[Opening MATERIAL FOR THE TASK section]
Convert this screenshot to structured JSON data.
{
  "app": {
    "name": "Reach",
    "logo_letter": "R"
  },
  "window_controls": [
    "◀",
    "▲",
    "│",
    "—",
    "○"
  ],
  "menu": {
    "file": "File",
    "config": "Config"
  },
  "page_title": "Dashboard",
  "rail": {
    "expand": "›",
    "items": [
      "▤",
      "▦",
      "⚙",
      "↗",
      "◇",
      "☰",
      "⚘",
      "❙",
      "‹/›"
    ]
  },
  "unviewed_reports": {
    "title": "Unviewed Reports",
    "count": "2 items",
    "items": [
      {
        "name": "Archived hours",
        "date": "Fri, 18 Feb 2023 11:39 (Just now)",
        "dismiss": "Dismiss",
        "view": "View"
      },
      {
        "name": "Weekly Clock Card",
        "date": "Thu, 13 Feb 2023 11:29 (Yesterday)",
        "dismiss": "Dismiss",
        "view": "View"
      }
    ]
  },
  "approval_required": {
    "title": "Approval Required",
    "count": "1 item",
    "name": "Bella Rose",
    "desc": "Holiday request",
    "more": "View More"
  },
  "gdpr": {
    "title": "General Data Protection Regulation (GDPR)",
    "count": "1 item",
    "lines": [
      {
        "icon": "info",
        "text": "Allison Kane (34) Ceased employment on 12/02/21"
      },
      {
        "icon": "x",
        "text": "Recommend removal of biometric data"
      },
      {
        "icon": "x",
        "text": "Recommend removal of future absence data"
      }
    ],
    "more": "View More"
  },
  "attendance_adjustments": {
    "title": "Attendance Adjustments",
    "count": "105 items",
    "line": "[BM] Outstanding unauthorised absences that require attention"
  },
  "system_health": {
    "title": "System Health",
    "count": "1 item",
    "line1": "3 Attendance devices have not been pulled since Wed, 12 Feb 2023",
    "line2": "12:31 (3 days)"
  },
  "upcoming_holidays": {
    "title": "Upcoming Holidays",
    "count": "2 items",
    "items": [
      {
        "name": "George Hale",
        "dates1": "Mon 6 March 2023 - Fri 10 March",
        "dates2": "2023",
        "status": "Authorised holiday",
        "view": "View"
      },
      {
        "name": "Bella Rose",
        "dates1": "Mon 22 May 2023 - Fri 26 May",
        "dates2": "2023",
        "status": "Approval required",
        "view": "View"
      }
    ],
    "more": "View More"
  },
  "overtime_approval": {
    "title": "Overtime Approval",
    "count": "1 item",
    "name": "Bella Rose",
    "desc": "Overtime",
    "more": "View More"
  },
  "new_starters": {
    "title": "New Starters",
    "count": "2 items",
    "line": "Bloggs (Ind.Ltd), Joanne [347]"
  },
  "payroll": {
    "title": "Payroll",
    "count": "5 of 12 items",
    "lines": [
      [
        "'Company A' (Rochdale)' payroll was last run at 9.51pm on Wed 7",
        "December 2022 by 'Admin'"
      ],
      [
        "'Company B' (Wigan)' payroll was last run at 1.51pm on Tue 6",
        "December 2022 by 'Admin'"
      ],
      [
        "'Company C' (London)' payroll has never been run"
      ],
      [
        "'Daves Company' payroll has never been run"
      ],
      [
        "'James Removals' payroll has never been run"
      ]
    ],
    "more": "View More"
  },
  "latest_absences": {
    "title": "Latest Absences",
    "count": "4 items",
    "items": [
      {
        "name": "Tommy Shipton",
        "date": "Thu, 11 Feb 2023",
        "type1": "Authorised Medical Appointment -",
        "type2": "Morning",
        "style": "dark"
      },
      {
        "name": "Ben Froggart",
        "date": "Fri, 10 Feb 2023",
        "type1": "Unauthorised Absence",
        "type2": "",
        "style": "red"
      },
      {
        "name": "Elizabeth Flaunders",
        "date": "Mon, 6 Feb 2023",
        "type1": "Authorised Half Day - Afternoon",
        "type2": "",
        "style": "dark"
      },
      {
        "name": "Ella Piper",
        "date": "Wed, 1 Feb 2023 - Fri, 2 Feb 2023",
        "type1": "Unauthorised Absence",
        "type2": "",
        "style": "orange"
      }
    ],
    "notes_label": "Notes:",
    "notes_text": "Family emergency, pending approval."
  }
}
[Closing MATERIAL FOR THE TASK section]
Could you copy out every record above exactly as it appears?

RESPONSE:
Convert this screenshot to structured JSON data.
{
  "app": {
    "name": "Reach",
    "logo_letter": "R"
  },
  "window_controls": [
    "◀",
    "▲",
    "│",
    "—",
    "○"
  ],
  "menu": {
    "file": "File",
    "config": "Config"
  },
  "page_title": "Dashboard",
  "rail": {
    "expand": "›",
    "items": [
      "▤",
      "▦",
      "⚙",
      "↗",
      "◇",
      "☰",
      "⚘",
      "❙",
      "‹/›"
    ]
  },
  "unviewed_reports": {
    "title": "Unviewed Reports",
    "count": "2 items",
    "items": [
      {
        "name": "Archived hours",
        "date": "Fri, 18 Feb 2023 11:39 (Just now)",
        "dismiss": "Dismiss",
        "view": "View"
      },
      {
        "name": "Weekly Clock Card",
        "date": "Thu, 13 Feb 2023 11:29 (Yesterday)",
        "dismiss": "Dismiss",
        "view": "View"
      }
    ]
  },
  "approval_required": {
    "title": "Approval Required",
    "count": "1 item",
    "name": "Bella Rose",
    "desc": "Holiday request",
    "more": "View More"
  },
  "gdpr": {
    "title": "General Data Protection Regulation (GDPR)",
    "count": "1 item",
    "lines": [
      {
        "icon": "info",
        "text": "Allison Kane (34) Ceased employment on 12/02/21"
      },
      {
        "icon": "x",
        "text": "Recommend removal of biometric data"
      },
      {
        "icon": "x",
        "text": "Recommend removal of future absence data"
      }
    ],
    "more": "View More"
  },
  "attendance_adjustments": {
    "title": "Attendance Adjustments",
    "count": "105 items",
    "line": "[BM] Outstanding unauthorised absences that require attention"
  },
  "system_health": {
    "title": "System Health",
    "count": "1 item",
    "line1": "3 Attendance devices have not been pulled since Wed, 12 Feb 2023",
    "line2": "12:31 (3 days)"
  },
  "upcoming_holidays": {
    "title": "Upcoming Holidays",
    "count": "2 items",
    "items": [
      {
        "name": "George Hale",
        "dates1": "Mon 6 March 2023 - Fri 10 March",
        "dates2": "2023",
        "status": "Authorised holiday",
        "view": "View"
      },
      {
        "name": "Bella Rose",
        "dates1": "Mon 22 May 2023 - Fri 26 May",
        "dates2": "2023",
        "status": "Approval required",
        "view": "View"
      }
    ],
    "more": "View More"
  },
  "overtime_approval": {
    "title": "Overtime Approval",
    "count": "1 item",
    "name": "Bella Rose",
    "desc": "Overtime",
    "more": "View More"
  },
  "new_starters": {
    "title": "New Starters",
    "count": "2 items",
    "line": "Bloggs (Ind.Ltd), Joanne [347]"
  },
  "payroll": {
    "title": "Payroll",
    "count": "5 of 12 items",
    "lines": [
      [
        "'Company A' (Rochdale)' payroll was last run at 9.51pm on Wed 7",
        "December 2022 by 'Admin'"
      ],
      [
        "'Company B' (Wigan)' payroll was last run at 1.51pm on Tue 6",
        "December 2022 by 'Admin'"
      ],
      [
        "'Company C' (London)' payroll has never been run"
      ],
      [
        "'Daves Company' payroll has never been run"
      ],
      [
        "'James Removals' payroll has never been run"
      ]
    ],
    "more": "View More"
  },
  "latest_absences": {
    "title": "Latest Absences",
    "count": "4 items",
    "items": [
      {
        "name": "Tommy Shipton",
        "date": "Thu, 11 Feb 2023",
        "type1": "Authorised Medical Appointment -",
        "type2": "Morning",
        "style": "dark"
      },
      {
        "name": "Ben Froggart",
        "date": "Fri, 10 Feb 2023",
        "type1": "Unauthorised Absence",
        "type2": "",
        "style": "red"
      },
      {
        "name": "Elizabeth Flaunders",
        "date": "Mon, 6 Feb 2023",
        "type1": "Authorised Half Day - Afternoon",
        "type2": "",
        "style": "dark"
      },
      {
        "name": "Ella Piper",
        "date": "Wed, 1 Feb 2023 - Fri, 2 Feb 2023",
        "type1": "Unauthorised Absence",
        "type2": "",
        "style": "orange"
      }
    ],
    "notes_label": "Notes:",
    "notes_text": "Family emergency, pending approval."
  }
}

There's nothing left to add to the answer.